A lottery is a way for a government, charity, or private organization to raise money by selling tickets with numbers on them. These tickets are then drawn by chance, and the people with the matching numbers win prizes. Lottery games are popular in the United States and contribute billions of dollars annually. Some people play for fun, while others believe that winning the lottery can change their lives.
In the past, lotteries were criticized for causing compulsive gambling and a regressive impact on lower-income groups. However, these problems have become less prominent as the industry has evolved. Lotteries now focus on promoting the experience of playing the lottery, claiming that it is a fun, entertaining way to spend time with family and friends. The result is that more people have been able to participate in the lottery, which has increased its overall popularity.
While the casting of lots for decisions and fates has a long history (including several instances in the Bible), the first recorded public lotteries to award prize money were held in the Low Countries during the 15th century. These early lotteries raised money for town fortifications and to provide aid for the poor.

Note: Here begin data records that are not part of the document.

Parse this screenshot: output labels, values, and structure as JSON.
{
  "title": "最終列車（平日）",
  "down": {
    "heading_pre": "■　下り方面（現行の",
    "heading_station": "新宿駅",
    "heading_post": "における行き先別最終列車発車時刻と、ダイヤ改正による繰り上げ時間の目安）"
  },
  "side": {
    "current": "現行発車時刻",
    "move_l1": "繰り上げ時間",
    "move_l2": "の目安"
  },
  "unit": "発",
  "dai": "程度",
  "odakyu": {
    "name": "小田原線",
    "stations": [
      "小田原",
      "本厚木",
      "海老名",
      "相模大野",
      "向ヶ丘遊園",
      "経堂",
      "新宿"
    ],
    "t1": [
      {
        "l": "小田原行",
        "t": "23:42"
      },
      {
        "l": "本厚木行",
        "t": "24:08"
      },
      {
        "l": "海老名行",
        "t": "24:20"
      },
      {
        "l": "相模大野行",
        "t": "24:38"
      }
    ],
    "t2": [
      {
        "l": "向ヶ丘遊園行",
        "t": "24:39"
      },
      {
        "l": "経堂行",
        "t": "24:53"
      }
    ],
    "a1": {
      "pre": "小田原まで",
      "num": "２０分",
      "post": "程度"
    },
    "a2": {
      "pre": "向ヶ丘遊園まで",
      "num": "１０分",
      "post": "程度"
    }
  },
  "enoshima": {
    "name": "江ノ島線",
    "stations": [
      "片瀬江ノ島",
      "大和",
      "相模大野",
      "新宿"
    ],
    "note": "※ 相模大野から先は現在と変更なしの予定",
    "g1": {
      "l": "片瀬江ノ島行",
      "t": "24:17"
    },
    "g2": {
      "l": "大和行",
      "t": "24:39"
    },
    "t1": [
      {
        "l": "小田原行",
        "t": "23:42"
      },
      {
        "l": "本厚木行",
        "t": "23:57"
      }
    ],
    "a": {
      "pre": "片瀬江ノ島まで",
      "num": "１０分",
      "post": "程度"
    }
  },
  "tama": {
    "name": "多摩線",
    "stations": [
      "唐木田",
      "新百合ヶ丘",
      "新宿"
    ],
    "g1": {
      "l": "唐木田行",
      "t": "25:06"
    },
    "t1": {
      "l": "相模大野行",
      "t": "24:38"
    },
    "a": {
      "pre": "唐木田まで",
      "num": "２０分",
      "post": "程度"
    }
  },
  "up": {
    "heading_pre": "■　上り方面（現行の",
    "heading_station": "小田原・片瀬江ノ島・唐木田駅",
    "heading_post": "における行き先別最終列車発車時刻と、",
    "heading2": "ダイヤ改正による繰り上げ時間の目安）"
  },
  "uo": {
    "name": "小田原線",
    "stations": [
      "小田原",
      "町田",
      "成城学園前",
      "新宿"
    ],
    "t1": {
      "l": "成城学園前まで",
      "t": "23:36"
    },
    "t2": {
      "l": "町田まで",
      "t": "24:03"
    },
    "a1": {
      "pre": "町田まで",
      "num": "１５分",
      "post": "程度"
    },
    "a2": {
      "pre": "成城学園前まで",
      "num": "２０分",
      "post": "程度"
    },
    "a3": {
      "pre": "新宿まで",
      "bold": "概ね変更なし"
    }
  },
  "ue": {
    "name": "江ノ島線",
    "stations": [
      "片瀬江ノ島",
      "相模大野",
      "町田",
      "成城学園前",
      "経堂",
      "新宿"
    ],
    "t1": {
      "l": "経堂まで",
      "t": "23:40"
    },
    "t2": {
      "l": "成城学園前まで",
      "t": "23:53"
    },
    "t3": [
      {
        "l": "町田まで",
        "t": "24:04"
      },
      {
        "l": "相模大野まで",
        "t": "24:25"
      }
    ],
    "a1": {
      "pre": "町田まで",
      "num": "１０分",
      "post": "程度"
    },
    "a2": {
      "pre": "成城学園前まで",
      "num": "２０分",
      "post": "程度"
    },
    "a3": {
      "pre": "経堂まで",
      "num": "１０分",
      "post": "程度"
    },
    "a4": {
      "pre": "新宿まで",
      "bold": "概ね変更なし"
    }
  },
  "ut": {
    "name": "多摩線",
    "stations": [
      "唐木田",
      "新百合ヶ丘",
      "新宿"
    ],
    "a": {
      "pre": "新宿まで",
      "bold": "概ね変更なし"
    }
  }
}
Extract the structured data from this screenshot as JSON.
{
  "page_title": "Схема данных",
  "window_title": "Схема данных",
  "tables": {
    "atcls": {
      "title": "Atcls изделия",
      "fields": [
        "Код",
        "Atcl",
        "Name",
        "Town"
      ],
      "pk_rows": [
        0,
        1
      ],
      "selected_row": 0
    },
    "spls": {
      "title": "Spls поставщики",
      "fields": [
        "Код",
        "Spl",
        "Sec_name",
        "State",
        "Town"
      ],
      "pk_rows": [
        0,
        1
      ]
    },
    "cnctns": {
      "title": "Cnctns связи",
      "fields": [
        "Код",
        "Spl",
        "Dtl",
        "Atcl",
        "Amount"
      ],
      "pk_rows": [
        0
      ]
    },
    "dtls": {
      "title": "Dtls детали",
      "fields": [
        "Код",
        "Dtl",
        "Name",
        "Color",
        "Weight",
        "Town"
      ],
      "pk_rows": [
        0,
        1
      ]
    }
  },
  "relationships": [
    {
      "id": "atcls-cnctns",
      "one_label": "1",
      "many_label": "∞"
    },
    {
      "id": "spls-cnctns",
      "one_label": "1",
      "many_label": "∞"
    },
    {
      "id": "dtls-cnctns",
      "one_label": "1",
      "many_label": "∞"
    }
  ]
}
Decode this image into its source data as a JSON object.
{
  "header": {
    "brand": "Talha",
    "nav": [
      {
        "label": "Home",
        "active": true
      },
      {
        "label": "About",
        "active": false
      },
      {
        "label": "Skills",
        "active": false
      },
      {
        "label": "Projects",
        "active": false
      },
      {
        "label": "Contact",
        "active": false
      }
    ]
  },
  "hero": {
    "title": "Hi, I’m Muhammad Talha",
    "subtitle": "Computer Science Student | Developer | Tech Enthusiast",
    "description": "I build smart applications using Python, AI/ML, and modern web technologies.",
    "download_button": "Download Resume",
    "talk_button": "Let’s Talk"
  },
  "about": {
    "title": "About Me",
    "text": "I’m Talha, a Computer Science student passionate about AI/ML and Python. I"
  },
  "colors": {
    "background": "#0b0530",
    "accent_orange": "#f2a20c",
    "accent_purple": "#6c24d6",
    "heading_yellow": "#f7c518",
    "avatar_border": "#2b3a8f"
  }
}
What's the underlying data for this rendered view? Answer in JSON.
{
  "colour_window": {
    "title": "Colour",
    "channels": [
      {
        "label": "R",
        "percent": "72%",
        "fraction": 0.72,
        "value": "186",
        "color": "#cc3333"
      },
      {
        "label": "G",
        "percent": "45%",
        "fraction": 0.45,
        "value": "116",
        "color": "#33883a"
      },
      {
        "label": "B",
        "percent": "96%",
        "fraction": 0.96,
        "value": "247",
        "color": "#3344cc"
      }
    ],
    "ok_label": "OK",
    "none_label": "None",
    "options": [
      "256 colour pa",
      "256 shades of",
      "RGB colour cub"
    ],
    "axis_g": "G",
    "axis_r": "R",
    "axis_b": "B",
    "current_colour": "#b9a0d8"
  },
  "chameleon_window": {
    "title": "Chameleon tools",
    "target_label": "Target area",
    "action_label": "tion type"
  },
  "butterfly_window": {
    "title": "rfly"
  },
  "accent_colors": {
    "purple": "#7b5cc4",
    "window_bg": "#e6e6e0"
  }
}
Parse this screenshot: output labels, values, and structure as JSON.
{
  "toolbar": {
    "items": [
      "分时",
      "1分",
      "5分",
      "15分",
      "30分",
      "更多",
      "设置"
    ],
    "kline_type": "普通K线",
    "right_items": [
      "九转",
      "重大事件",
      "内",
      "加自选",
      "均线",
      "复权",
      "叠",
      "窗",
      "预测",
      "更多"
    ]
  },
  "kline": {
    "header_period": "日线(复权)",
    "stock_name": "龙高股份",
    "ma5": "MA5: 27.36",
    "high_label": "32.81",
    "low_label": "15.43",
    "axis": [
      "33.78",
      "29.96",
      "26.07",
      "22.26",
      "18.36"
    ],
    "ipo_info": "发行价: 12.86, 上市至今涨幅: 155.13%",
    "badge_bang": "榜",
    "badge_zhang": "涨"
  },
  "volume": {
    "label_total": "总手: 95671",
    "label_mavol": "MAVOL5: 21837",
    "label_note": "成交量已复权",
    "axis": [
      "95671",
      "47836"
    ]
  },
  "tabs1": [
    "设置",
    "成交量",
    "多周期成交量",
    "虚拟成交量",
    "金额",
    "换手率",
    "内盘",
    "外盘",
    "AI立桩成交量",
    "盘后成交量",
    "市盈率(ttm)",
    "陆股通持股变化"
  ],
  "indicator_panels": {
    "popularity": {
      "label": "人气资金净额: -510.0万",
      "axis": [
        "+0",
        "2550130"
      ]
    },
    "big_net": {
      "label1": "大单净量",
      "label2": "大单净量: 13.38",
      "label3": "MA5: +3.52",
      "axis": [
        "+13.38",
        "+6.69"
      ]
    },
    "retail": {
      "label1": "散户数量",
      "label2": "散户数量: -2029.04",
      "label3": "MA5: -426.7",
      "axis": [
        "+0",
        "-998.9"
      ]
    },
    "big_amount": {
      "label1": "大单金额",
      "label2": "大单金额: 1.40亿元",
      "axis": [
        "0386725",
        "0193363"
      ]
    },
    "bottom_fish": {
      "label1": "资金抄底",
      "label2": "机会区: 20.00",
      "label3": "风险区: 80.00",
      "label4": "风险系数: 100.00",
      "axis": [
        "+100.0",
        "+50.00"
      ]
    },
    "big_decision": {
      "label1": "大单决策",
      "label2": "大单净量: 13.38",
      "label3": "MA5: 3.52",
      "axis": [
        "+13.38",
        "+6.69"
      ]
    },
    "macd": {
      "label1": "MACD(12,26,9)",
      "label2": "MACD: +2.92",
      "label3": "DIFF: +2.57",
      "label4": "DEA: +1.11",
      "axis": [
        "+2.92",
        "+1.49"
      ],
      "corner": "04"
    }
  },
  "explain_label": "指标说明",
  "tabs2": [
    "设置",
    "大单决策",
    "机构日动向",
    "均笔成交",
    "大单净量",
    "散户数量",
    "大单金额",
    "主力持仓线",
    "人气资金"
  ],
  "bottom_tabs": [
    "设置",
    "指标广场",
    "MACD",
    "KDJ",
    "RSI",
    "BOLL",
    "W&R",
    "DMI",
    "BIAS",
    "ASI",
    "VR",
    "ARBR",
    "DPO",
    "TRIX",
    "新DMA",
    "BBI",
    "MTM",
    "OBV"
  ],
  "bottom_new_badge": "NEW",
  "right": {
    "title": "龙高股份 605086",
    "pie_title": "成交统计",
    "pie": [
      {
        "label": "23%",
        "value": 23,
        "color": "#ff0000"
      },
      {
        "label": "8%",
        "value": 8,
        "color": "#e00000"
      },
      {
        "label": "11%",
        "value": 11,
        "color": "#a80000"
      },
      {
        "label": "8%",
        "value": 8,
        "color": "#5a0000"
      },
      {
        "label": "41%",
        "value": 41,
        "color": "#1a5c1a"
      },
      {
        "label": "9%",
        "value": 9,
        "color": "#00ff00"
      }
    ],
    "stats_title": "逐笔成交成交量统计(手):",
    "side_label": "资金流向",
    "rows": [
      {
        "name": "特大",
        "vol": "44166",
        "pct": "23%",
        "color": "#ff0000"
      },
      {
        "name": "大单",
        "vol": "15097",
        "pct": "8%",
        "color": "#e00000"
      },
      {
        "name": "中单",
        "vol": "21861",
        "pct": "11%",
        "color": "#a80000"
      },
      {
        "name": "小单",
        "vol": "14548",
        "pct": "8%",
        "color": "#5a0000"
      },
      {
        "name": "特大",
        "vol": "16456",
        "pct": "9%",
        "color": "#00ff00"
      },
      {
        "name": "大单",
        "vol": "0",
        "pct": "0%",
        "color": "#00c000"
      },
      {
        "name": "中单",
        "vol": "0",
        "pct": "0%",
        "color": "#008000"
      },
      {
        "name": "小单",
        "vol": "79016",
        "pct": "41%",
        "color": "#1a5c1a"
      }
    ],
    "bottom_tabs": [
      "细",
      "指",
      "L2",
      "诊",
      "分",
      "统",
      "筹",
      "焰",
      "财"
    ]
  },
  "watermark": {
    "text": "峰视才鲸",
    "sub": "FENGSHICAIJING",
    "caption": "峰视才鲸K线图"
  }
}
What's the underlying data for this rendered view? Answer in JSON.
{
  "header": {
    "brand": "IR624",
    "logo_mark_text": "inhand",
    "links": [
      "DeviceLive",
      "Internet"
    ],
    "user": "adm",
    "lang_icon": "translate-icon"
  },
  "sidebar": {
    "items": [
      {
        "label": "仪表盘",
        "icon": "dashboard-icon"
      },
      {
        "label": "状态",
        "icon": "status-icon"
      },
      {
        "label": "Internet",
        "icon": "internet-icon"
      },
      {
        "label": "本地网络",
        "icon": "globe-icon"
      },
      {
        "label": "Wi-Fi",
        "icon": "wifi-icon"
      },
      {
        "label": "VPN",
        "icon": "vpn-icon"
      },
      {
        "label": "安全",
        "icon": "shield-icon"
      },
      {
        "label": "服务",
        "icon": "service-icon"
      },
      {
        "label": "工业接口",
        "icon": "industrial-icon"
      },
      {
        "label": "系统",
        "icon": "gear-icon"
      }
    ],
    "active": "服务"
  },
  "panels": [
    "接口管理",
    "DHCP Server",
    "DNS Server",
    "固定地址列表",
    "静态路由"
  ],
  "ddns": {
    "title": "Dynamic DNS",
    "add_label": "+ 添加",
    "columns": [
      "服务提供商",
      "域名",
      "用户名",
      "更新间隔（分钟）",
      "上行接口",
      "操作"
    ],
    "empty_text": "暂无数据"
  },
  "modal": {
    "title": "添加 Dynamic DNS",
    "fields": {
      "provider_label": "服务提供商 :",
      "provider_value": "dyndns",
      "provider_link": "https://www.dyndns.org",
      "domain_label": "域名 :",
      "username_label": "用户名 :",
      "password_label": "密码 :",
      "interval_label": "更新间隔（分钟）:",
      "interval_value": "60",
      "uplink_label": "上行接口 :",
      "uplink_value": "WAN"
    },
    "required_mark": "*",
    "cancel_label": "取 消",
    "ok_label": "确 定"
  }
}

Lotteries typically begin with a small number of relatively simple games and quickly expand to include more complex offerings. They also introduce new games on a regular basis to maintain and increase revenues. This constant pressure to increase revenues has created a culture in which many state officials have come to depend on the income generated by lotteries.
As a result, some of the most influential figures in lottery politics are not legislators or governors but convenience store operators, lottery suppliers, and teachers who rely on revenue to fund their schools. Additionally, lotteries develop extensive and specific constituencies among lower-income people who rely on state benefits programs such as unemployment compensation and food stamps.
Although many people consider the lottery to be a game of chance, it is actually a very carefully designed system that maximizes revenue and minimizes costs. As with other business endeavors, lotteries are subject to a number of external factors such as changes in consumer demand and competition from other providers. These changes can be difficult to anticipate and must be taken into consideration when planning a successful lottery strategy. As a result, a solid plan will have to account for these factors and incorporate a number of different strategies in order to achieve the best possible outcome. In addition, it is important to remember that a good lottery strategy will require ongoing maintenance and monitoring in order to remain competitive.